• [What the exercise asks] Lines in the listing below containing the string "result" are to be identified and copied.

Material shown START

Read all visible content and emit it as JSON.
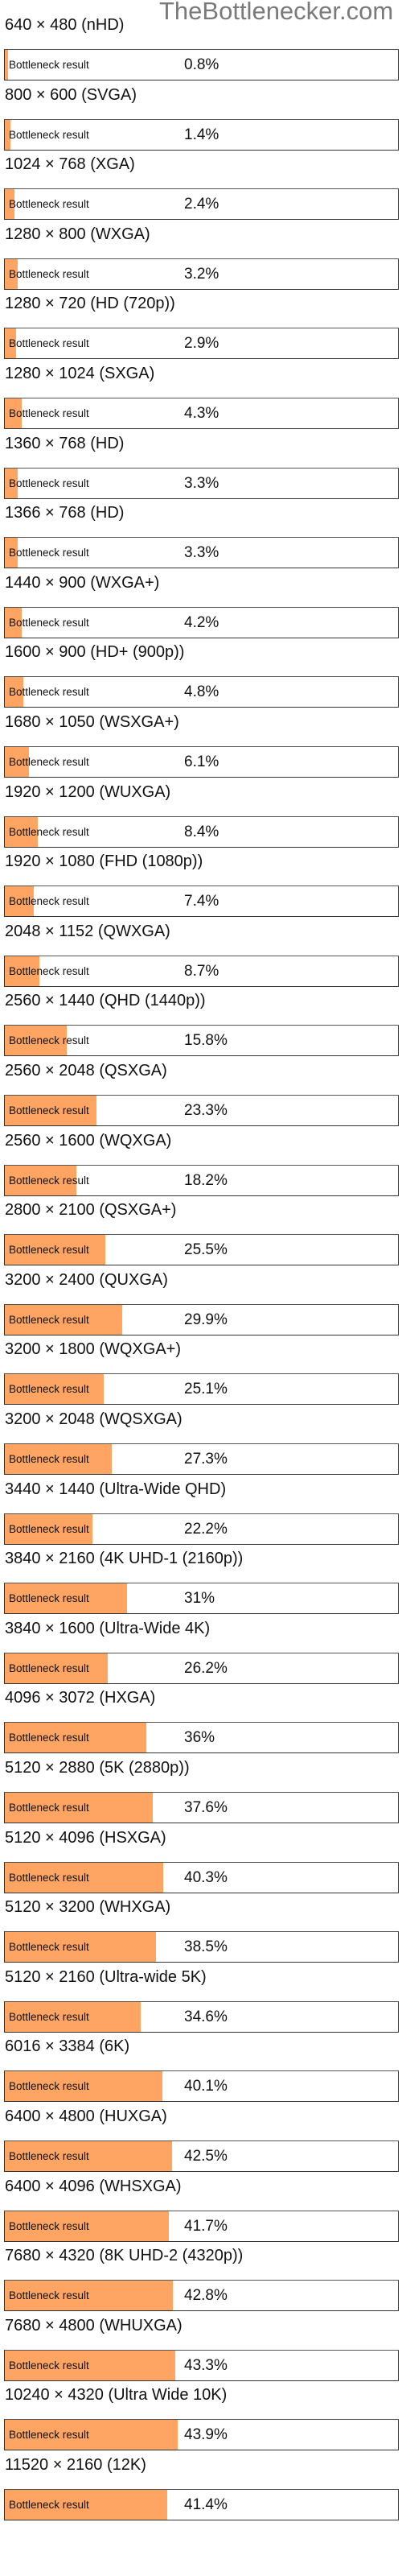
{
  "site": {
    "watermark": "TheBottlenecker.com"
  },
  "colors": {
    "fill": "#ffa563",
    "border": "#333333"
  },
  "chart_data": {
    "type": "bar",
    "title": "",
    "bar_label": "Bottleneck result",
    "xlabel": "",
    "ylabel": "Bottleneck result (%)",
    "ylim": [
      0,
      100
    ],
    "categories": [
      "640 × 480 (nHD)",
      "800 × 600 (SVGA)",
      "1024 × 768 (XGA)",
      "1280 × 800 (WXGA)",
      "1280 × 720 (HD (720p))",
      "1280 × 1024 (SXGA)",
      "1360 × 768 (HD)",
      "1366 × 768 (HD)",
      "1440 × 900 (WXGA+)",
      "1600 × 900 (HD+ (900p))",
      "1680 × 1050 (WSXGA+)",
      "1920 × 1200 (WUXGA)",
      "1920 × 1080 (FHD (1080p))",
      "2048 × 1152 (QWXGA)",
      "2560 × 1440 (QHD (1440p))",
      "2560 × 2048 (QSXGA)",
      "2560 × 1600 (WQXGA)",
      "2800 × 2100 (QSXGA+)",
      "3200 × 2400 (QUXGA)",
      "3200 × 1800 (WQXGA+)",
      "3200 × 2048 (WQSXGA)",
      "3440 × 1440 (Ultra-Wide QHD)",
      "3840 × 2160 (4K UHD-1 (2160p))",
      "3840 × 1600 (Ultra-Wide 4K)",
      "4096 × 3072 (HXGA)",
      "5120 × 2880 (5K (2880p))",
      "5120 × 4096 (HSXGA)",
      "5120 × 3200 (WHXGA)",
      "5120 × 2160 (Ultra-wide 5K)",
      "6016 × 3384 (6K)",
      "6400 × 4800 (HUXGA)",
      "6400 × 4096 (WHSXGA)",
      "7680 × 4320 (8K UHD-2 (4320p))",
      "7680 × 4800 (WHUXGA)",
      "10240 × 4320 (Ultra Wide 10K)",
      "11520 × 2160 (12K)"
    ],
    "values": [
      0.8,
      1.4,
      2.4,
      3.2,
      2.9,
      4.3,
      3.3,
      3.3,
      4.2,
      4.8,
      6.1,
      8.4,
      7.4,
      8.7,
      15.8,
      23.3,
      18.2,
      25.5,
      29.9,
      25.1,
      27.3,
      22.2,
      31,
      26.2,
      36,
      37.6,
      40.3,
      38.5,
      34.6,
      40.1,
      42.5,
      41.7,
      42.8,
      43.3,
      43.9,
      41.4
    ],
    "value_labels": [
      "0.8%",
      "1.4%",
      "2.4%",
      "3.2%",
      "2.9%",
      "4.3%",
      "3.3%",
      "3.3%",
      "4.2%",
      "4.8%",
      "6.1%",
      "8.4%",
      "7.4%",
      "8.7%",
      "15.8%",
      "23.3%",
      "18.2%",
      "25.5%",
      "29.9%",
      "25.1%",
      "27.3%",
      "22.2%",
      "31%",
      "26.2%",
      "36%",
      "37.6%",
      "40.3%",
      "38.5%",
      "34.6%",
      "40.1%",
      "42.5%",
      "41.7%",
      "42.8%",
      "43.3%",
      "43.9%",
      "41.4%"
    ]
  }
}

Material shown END

• [Completed exercise]
    "bar_label": "Bottleneck result",
    "ylabel": "Bottleneck result (%)",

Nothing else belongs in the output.